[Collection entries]

== Segment start ==

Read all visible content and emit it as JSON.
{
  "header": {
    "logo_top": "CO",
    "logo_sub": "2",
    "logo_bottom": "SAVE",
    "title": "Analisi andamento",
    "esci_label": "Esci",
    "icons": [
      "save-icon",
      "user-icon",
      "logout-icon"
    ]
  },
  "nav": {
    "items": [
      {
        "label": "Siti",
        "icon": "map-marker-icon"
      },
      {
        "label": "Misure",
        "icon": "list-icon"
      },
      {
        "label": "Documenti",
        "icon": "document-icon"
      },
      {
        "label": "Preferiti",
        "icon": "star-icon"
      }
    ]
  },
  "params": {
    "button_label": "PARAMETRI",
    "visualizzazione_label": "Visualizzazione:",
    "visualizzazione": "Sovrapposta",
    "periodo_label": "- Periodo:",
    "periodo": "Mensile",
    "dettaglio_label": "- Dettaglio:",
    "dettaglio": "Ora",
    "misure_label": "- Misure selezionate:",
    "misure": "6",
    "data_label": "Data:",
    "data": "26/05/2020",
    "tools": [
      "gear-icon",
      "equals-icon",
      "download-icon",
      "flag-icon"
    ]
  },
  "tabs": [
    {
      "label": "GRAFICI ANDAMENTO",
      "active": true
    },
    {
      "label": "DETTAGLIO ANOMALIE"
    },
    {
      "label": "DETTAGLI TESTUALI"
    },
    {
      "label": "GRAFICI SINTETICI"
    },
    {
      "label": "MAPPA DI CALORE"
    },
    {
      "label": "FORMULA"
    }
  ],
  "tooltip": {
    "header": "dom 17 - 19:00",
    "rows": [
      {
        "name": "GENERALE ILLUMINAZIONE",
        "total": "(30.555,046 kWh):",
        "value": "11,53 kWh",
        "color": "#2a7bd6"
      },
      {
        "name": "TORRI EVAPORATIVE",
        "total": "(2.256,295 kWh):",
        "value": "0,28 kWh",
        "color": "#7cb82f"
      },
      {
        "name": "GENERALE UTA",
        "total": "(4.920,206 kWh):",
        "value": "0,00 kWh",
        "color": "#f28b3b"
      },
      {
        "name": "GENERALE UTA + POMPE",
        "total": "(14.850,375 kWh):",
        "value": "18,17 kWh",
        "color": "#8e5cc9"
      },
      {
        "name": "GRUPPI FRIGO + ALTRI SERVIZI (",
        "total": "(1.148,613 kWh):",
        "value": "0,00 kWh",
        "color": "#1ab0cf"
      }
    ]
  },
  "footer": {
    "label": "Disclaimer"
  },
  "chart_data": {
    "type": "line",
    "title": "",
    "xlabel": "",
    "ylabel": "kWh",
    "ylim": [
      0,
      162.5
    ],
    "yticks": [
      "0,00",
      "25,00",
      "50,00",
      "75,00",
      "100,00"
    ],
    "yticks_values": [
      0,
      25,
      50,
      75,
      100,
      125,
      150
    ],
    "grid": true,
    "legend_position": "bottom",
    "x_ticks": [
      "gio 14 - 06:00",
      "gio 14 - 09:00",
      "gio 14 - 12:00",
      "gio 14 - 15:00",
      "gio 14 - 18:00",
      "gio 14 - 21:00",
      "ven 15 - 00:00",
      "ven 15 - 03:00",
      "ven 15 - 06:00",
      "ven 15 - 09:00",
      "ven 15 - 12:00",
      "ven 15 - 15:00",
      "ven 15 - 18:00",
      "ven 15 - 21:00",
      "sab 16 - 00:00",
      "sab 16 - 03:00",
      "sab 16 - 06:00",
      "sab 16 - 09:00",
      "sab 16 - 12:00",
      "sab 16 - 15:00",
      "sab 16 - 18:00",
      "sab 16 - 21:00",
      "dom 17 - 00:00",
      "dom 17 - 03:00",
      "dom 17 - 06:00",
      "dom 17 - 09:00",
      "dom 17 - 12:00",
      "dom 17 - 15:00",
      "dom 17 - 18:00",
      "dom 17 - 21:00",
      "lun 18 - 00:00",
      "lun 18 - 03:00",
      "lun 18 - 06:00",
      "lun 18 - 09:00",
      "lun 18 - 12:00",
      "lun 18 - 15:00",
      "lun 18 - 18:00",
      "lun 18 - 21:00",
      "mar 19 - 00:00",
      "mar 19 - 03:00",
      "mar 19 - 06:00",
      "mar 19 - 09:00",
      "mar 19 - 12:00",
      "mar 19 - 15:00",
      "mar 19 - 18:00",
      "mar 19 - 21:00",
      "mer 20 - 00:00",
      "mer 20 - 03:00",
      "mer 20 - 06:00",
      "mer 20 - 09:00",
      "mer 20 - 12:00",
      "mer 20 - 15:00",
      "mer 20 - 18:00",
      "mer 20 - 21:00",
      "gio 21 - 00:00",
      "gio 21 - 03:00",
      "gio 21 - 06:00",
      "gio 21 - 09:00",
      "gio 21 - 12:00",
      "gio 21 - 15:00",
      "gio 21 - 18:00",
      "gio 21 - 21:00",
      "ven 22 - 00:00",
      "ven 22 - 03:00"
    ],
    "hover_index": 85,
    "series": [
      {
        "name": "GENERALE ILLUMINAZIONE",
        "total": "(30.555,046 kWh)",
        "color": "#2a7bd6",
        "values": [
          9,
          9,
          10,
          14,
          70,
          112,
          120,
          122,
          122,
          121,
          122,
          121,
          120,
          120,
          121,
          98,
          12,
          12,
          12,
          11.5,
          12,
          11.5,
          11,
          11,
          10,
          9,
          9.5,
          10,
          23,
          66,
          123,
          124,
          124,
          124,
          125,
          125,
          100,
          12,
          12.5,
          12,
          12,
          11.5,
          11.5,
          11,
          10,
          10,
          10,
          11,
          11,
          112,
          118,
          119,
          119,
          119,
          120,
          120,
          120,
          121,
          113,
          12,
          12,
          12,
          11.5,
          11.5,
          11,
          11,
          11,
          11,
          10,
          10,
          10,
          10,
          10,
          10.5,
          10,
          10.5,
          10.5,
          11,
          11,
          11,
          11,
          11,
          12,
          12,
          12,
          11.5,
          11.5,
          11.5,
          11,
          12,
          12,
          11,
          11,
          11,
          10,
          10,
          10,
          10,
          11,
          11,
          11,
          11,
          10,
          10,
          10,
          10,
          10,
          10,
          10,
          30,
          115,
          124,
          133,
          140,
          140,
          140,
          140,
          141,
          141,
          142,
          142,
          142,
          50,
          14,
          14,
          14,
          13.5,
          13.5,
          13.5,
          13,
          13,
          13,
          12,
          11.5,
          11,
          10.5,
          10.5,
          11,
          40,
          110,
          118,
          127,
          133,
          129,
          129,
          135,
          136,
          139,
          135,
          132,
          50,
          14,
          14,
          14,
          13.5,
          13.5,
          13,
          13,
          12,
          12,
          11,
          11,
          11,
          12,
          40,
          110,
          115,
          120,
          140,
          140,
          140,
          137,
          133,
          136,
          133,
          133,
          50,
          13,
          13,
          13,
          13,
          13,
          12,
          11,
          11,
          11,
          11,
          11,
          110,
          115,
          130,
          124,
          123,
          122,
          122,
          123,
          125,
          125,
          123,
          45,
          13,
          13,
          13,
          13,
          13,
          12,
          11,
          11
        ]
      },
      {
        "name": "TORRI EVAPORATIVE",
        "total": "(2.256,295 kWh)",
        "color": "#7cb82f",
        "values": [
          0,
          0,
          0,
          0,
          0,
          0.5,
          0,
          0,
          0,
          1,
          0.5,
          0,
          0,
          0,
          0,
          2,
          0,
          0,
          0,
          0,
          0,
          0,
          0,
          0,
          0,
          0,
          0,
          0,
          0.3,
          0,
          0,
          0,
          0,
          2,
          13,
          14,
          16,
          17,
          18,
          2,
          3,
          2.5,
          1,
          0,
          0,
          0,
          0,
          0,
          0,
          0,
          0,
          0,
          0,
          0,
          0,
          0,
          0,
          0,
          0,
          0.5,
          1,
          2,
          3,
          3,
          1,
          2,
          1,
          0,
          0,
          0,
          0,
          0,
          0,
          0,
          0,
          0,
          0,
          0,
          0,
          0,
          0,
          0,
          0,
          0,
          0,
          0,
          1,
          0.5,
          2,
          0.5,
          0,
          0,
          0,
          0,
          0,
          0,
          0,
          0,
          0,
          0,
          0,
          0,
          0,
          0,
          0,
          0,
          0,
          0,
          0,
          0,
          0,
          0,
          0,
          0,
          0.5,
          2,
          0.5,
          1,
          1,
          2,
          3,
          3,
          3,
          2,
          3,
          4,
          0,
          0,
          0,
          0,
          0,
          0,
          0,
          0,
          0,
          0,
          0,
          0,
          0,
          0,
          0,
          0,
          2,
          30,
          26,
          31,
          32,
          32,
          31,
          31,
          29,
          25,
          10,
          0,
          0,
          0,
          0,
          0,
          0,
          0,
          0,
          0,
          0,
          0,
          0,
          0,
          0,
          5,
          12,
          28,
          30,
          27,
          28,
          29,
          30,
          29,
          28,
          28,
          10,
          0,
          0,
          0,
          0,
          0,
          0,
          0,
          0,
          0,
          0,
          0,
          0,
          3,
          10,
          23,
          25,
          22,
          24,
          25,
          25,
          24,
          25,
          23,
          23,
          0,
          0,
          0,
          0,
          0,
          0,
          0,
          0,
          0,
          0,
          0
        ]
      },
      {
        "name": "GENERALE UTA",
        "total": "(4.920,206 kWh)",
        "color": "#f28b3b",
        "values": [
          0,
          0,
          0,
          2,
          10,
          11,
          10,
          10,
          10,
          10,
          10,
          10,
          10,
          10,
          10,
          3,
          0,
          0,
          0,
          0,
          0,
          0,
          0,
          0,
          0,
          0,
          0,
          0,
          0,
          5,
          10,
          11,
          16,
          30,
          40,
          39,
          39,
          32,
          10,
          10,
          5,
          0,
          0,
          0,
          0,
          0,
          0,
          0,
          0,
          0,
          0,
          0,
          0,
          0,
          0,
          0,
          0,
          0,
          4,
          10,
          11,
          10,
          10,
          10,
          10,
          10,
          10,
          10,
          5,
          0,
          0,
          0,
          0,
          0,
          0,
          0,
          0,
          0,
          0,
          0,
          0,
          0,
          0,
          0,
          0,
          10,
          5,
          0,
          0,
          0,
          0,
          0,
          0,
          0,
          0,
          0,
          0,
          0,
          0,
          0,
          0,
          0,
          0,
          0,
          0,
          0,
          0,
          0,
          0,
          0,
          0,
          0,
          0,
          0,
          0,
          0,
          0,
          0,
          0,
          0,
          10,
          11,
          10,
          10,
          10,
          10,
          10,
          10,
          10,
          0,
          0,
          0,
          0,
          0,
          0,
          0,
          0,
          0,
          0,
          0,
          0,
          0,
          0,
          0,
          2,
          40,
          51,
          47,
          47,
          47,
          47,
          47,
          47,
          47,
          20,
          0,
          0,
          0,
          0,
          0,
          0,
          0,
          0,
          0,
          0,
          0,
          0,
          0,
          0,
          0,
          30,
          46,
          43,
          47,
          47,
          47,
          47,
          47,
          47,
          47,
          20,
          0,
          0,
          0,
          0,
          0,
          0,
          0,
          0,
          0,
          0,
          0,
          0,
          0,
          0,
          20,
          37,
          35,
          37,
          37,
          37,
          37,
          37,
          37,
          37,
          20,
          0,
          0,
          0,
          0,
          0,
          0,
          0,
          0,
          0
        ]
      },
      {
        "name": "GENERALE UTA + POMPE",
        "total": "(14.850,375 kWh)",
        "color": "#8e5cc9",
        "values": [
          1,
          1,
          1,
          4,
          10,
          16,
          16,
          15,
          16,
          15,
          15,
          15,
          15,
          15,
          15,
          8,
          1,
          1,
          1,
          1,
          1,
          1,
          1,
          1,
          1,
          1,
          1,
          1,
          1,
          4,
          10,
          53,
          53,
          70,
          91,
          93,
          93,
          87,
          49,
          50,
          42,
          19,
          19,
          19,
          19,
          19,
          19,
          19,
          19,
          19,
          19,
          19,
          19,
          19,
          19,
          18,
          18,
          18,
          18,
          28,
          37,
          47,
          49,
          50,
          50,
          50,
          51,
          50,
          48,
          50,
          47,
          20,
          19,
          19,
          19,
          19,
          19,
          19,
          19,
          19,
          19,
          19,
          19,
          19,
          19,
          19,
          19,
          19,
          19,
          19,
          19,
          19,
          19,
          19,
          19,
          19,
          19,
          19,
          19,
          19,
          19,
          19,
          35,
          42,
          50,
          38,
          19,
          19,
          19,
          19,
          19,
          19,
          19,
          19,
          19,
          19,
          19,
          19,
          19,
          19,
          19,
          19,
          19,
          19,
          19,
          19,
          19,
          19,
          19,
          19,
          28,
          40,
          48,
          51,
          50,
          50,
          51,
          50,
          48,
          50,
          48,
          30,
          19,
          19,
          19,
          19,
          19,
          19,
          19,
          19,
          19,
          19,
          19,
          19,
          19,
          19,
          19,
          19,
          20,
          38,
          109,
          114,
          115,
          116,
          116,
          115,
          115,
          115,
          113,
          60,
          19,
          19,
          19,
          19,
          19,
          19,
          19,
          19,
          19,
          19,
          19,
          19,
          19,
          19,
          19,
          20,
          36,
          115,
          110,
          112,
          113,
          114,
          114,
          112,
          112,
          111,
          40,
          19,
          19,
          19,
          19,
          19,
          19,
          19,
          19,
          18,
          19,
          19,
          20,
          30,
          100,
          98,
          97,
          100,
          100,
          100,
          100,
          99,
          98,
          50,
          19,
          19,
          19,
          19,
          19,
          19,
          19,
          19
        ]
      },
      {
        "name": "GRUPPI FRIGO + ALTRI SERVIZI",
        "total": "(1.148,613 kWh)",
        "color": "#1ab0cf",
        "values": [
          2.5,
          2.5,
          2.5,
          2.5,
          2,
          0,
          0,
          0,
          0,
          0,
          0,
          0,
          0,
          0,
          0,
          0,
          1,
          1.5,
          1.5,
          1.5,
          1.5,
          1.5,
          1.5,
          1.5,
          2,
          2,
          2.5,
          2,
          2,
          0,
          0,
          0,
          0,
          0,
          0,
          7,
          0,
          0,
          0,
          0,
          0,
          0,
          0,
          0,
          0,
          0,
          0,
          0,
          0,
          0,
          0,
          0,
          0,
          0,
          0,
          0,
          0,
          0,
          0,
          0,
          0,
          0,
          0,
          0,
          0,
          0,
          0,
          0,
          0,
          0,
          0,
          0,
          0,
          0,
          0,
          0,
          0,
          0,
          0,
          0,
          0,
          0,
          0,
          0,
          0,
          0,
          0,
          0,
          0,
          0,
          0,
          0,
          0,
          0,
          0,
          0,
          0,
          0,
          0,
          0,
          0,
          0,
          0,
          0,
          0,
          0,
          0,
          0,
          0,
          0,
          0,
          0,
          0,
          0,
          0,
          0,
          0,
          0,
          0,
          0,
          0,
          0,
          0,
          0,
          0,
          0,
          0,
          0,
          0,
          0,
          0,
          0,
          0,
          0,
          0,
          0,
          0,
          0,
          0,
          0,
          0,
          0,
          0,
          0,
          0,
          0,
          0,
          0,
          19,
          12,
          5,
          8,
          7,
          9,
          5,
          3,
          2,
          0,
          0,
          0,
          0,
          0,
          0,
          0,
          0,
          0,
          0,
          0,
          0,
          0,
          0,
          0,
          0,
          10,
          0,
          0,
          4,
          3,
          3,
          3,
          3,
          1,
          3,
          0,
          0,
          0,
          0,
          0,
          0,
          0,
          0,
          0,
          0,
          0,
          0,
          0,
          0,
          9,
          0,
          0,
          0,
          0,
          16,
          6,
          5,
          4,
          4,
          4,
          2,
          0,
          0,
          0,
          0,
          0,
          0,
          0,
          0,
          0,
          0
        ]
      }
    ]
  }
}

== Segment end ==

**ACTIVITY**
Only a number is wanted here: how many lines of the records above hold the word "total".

**ANSWER TO THIS EXERCISE**
10